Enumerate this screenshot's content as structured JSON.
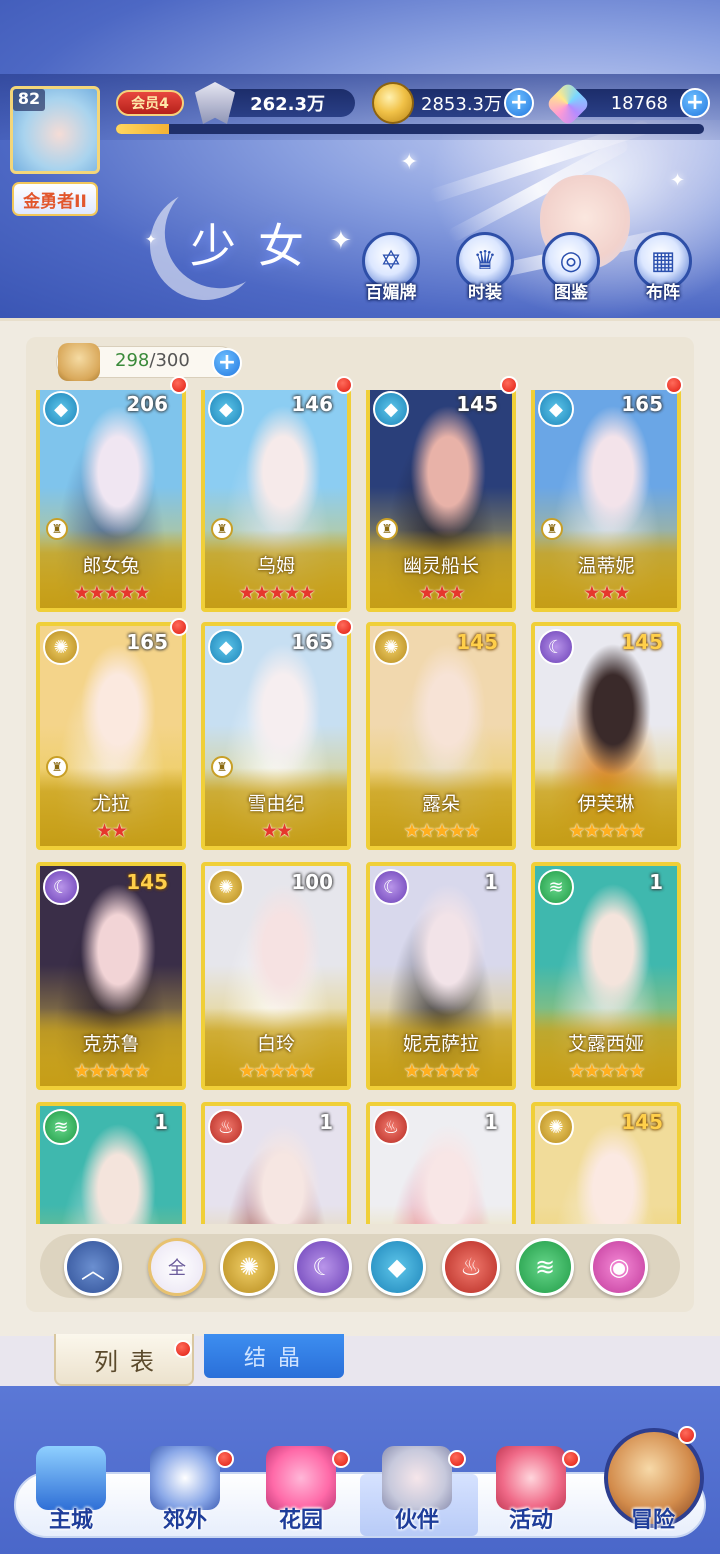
{
  "player": {
    "level": "82",
    "title": "金勇者II",
    "vip": "会员4",
    "power": "262.3万",
    "exp_fraction": 0.09,
    "gold": "2853.3万",
    "gems": "18768"
  },
  "header": {
    "page_title": "少女",
    "functions": [
      {
        "label": "百媚牌",
        "icon": "card-icon"
      },
      {
        "label": "时装",
        "icon": "outfit-icon"
      },
      {
        "label": "图鉴",
        "icon": "book-icon"
      },
      {
        "label": "布阵",
        "icon": "formation-icon"
      }
    ]
  },
  "roster": {
    "count_current": "298",
    "count_sep": "/",
    "count_max": "300",
    "cards": [
      {
        "name": "郎女兔",
        "level": "206",
        "element": "water",
        "stars": 5,
        "star_color": "red",
        "role": true,
        "dot": true,
        "level_color": "white",
        "art": [
          "#7fc4ec",
          "#f0e6f2",
          "#3f5a8e"
        ]
      },
      {
        "name": "乌姆",
        "level": "146",
        "element": "water",
        "stars": 5,
        "star_color": "red",
        "role": true,
        "dot": true,
        "level_color": "white",
        "art": [
          "#8ccdf2",
          "#f6eaea",
          "#d8e5f2"
        ]
      },
      {
        "name": "幽灵船长",
        "level": "145",
        "element": "water",
        "stars": 3,
        "star_color": "red",
        "role": true,
        "dot": true,
        "level_color": "white",
        "art": [
          "#2a3f7a",
          "#e8b2a8",
          "#1b1b2e"
        ]
      },
      {
        "name": "温蒂妮",
        "level": "165",
        "element": "water",
        "stars": 3,
        "star_color": "red",
        "role": true,
        "dot": true,
        "level_color": "white",
        "art": [
          "#6aa6e6",
          "#f3e3ea",
          "#dfe9f6"
        ]
      },
      {
        "name": "尤拉",
        "level": "165",
        "element": "light",
        "stars": 2,
        "star_color": "red",
        "role": true,
        "dot": true,
        "level_color": "white",
        "art": [
          "#f4d48a",
          "#fbe9df",
          "#f8f0ea"
        ]
      },
      {
        "name": "雪由纪",
        "level": "165",
        "element": "water",
        "stars": 2,
        "star_color": "red",
        "role": true,
        "dot": true,
        "level_color": "white",
        "art": [
          "#c7dff2",
          "#f6eef0",
          "#ffffff"
        ]
      },
      {
        "name": "露朵",
        "level": "145",
        "element": "light",
        "stars": 5,
        "star_color": "gold",
        "role": false,
        "dot": false,
        "level_color": "gold",
        "art": [
          "#f1d8ae",
          "#f7e3d6",
          "#e8e2d4"
        ]
      },
      {
        "name": "伊芙琳",
        "level": "145",
        "element": "dark",
        "stars": 5,
        "star_color": "gold",
        "role": false,
        "dot": false,
        "level_color": "gold",
        "art": [
          "#e9e9f0",
          "#3a2a2a",
          "#d9781c"
        ]
      },
      {
        "name": "克苏鲁",
        "level": "145",
        "element": "dark",
        "stars": 5,
        "star_color": "gold",
        "role": false,
        "dot": false,
        "level_color": "gold",
        "art": [
          "#3a2e48",
          "#f2d4d6",
          "#231a2e"
        ]
      },
      {
        "name": "白玲",
        "level": "100",
        "element": "light",
        "stars": 5,
        "star_color": "gold",
        "role": false,
        "dot": false,
        "level_color": "white",
        "art": [
          "#e6e6ec",
          "#f6e2e2",
          "#ffffff"
        ]
      },
      {
        "name": "妮克萨拉",
        "level": "1",
        "element": "dark",
        "stars": 5,
        "star_color": "gold",
        "role": false,
        "dot": false,
        "level_color": "white",
        "art": [
          "#d8d8ec",
          "#f2e3e8",
          "#2a2a34"
        ]
      },
      {
        "name": "艾露西娅",
        "level": "1",
        "element": "wind",
        "stars": 5,
        "star_color": "gold",
        "role": false,
        "dot": false,
        "level_color": "white",
        "art": [
          "#3fb8ae",
          "#f4e4dc",
          "#e9eef0"
        ]
      },
      {
        "name": "",
        "level": "1",
        "element": "wind",
        "stars": 0,
        "star_color": "gold",
        "role": false,
        "dot": false,
        "level_color": "white",
        "art": [
          "#3fb8ae",
          "#f4e4dc",
          "#e9eef0"
        ]
      },
      {
        "name": "",
        "level": "1",
        "element": "fire",
        "stars": 0,
        "star_color": "gold",
        "role": false,
        "dot": false,
        "level_color": "white",
        "art": [
          "#e6e2ee",
          "#f6e6e2",
          "#8a2430"
        ]
      },
      {
        "name": "",
        "level": "1",
        "element": "fire",
        "stars": 0,
        "star_color": "gold",
        "role": false,
        "dot": false,
        "level_color": "white",
        "art": [
          "#eeeef2",
          "#f8e6e6",
          "#e85a78"
        ]
      },
      {
        "name": "",
        "level": "145",
        "element": "light",
        "stars": 0,
        "star_color": "gold",
        "role": false,
        "dot": false,
        "level_color": "gold",
        "art": [
          "#f1dc9a",
          "#fbe9e2",
          "#f6f2ee"
        ]
      }
    ]
  },
  "filters": [
    {
      "id": "up",
      "icon": "up-arrow-icon",
      "label": ""
    },
    {
      "id": "all",
      "icon": "all-icon",
      "label": "全"
    },
    {
      "id": "light",
      "icon": "sun-icon",
      "label": ""
    },
    {
      "id": "dark",
      "icon": "moon-icon",
      "label": ""
    },
    {
      "id": "water",
      "icon": "water-drop-icon",
      "label": ""
    },
    {
      "id": "fire",
      "icon": "flame-icon",
      "label": ""
    },
    {
      "id": "wind",
      "icon": "tornado-icon",
      "label": ""
    },
    {
      "id": "pink",
      "icon": "orb-icon",
      "label": ""
    }
  ],
  "tabs": {
    "list": "列表",
    "crystal": "结晶"
  },
  "bottom_nav": [
    {
      "label": "主城",
      "icon": "castle-icon",
      "dot": false
    },
    {
      "label": "郊外",
      "icon": "compass-icon",
      "dot": true
    },
    {
      "label": "花园",
      "icon": "heart-icon",
      "dot": true
    },
    {
      "label": "伙伴",
      "icon": "partner-icon",
      "dot": true
    },
    {
      "label": "活动",
      "icon": "gift-icon",
      "dot": true
    },
    {
      "label": "冒险",
      "icon": "sword-icon",
      "dot": true
    }
  ],
  "colors": {
    "card_border": "#f0cf38",
    "accent_blue": "#2378e0",
    "red_dot": "#e01d12"
  }
}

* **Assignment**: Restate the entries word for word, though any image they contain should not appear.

* **Solution**:
Enumerate this screenshot's content as structured JSON.
{
  "player": {
    "level": "82",
    "title": "金勇者II",
    "vip": "会员4",
    "power": "262.3万",
    "exp_fraction": 0.09,
    "gold": "2853.3万",
    "gems": "18768"
  },
  "header": {
    "page_title": "少女",
    "functions": [
      {
        "label": "百媚牌",
        "icon": "card-icon"
      },
      {
        "label": "时装",
        "icon": "outfit-icon"
      },
      {
        "label": "图鉴",
        "icon": "book-icon"
      },
      {
        "label": "布阵",
        "icon": "formation-icon"
      }
    ]
  },
  "roster": {
    "count_current": "298",
    "count_sep": "/",
    "count_max": "300",
    "cards": [
      {
        "name": "郎女兔",
        "level": "206",
        "element": "water",
        "stars": 5,
        "star_color": "red",
        "role": true,
        "dot": true,
        "level_color": "white",
        "art": [
          "#7fc4ec",
          "#f0e6f2",
          "#3f5a8e"
        ]
      },
      {
        "name": "乌姆",
        "level": "146",
        "element": "water",
        "stars": 5,
        "star_color": "red",
        "role": true,
        "dot": true,
        "level_color": "white",
        "art": [
          "#8ccdf2",
          "#f6eaea",
          "#d8e5f2"
        ]
      },
      {
        "name": "幽灵船长",
        "level": "145",
        "element": "water",
        "stars": 3,
        "star_color": "red",
        "role": true,
        "dot": true,
        "level_color": "white",
        "art": [
          "#2a3f7a",
          "#e8b2a8",
          "#1b1b2e"
        ]
      },
      {
        "name": "温蒂妮",
        "level": "165",
        "element": "water",
        "stars": 3,
        "star_color": "red",
        "role": true,
        "dot": true,
        "level_color": "white",
        "art": [
          "#6aa6e6",
          "#f3e3ea",
          "#dfe9f6"
        ]
      },
      {
        "name": "尤拉",
        "level": "165",
        "element": "light",
        "stars": 2,
        "star_color": "red",
        "role": true,
        "dot": true,
        "level_color": "white",
        "art": [
          "#f4d48a",
          "#fbe9df",
          "#f8f0ea"
        ]
      },
      {
        "name": "雪由纪",
        "level": "165",
        "element": "water",
        "stars": 2,
        "star_color": "red",
        "role": true,
        "dot": true,
        "level_color": "white",
        "art": [
          "#c7dff2",
          "#f6eef0",
          "#ffffff"
        ]
      },
      {
        "name": "露朵",
        "level": "145",
        "element": "light",
        "stars": 5,
        "star_color": "gold",
        "role": false,
        "dot": false,
        "level_color": "gold",
        "art": [
          "#f1d8ae",
          "#f7e3d6",
          "#e8e2d4"
        ]
      },
      {
        "name": "伊芙琳",
        "level": "145",
        "element": "dark",
        "stars": 5,
        "star_color": "gold",
        "role": false,
        "dot": false,
        "level_color": "gold",
        "art": [
          "#e9e9f0",
          "#3a2a2a",
          "#d9781c"
        ]
      },
      {
        "name": "克苏鲁",
        "level": "145",
        "element": "dark",
        "stars": 5,
        "star_color": "gold",
        "role": false,
        "dot": false,
        "level_color": "gold",
        "art": [
          "#3a2e48",
          "#f2d4d6",
          "#231a2e"
        ]
      },
      {
        "name": "白玲",
        "level": "100",
        "element": "light",
        "stars": 5,
        "star_color": "gold",
        "role": false,
        "dot": false,
        "level_color": "white",
        "art": [
          "#e6e6ec",
          "#f6e2e2",
          "#ffffff"
        ]
      },
      {
        "name": "妮克萨拉",
        "level": "1",
        "element": "dark",
        "stars": 5,
        "star_color": "gold",
        "role": false,
        "dot": false,
        "level_color": "white",
        "art": [
          "#d8d8ec",
          "#f2e3e8",
          "#2a2a34"
        ]
      },
      {
        "name": "艾露西娅",
        "level": "1",
        "element": "wind",
        "stars": 5,
        "star_color": "gold",
        "role": false,
        "dot": false,
        "level_color": "white",
        "art": [
          "#3fb8ae",
          "#f4e4dc",
          "#e9eef0"
        ]
      },
      {
        "name": "",
        "level": "1",
        "element": "wind",
        "stars": 0,
        "star_color": "gold",
        "role": false,
        "dot": false,
        "level_color": "white",
        "art": [
          "#3fb8ae",
          "#f4e4dc",
          "#e9eef0"
        ]
      },
      {
        "name": "",
        "level": "1",
        "element": "fire",
        "stars": 0,
        "star_color": "gold",
        "role": false,
        "dot": false,
        "level_color": "white",
        "art": [
          "#e6e2ee",
          "#f6e6e2",
          "#8a2430"
        ]
      },
      {
        "name": "",
        "level": "1",
        "element": "fire",
        "stars": 0,
        "star_color": "gold",
        "role": false,
        "dot": false,
        "level_color": "white",
        "art": [
          "#eeeef2",
          "#f8e6e6",
          "#e85a78"
        ]
      },
      {
        "name": "",
        "level": "145",
        "element": "light",
        "stars": 0,
        "star_color": "gold",
        "role": false,
        "dot": false,
        "level_color": "gold",
        "art": [
          "#f1dc9a",
          "#fbe9e2",
          "#f6f2ee"
        ]
      }
    ]
  },
  "filters": [
    {
      "id": "up",
      "icon": "up-arrow-icon",
      "label": ""
    },
    {
      "id": "all",
      "icon": "all-icon",
      "label": "全"
    },
    {
      "id": "light",
      "icon": "sun-icon",
      "label": ""
    },
    {
      "id": "dark",
      "icon": "moon-icon",
      "label": ""
    },
    {
      "id": "water",
      "icon": "water-drop-icon",
      "label": ""
    },
    {
      "id": "fire",
      "icon": "flame-icon",
      "label": ""
    },
    {
      "id": "wind",
      "icon": "tornado-icon",
      "label": ""
    },
    {
      "id": "pink",
      "icon": "orb-icon",
      "label": ""
    }
  ],
  "tabs": {
    "list": "列表",
    "crystal": "结晶"
  },
  "bottom_nav": [
    {
      "label": "主城",
      "icon": "castle-icon",
      "dot": false
    },
    {
      "label": "郊外",
      "icon": "compass-icon",
      "dot": true
    },
    {
      "label": "花园",
      "icon": "heart-icon",
      "dot": true
    },
    {
      "label": "伙伴",
      "icon": "partner-icon",
      "dot": true
    },
    {
      "label": "活动",
      "icon": "gift-icon",
      "dot": true
    },
    {
      "label": "冒险",
      "icon": "sword-icon",
      "dot": true
    }
  ],
  "colors": {
    "card_border": "#f0cf38",
    "accent_blue": "#2378e0",
    "red_dot": "#e01d12"
  }
}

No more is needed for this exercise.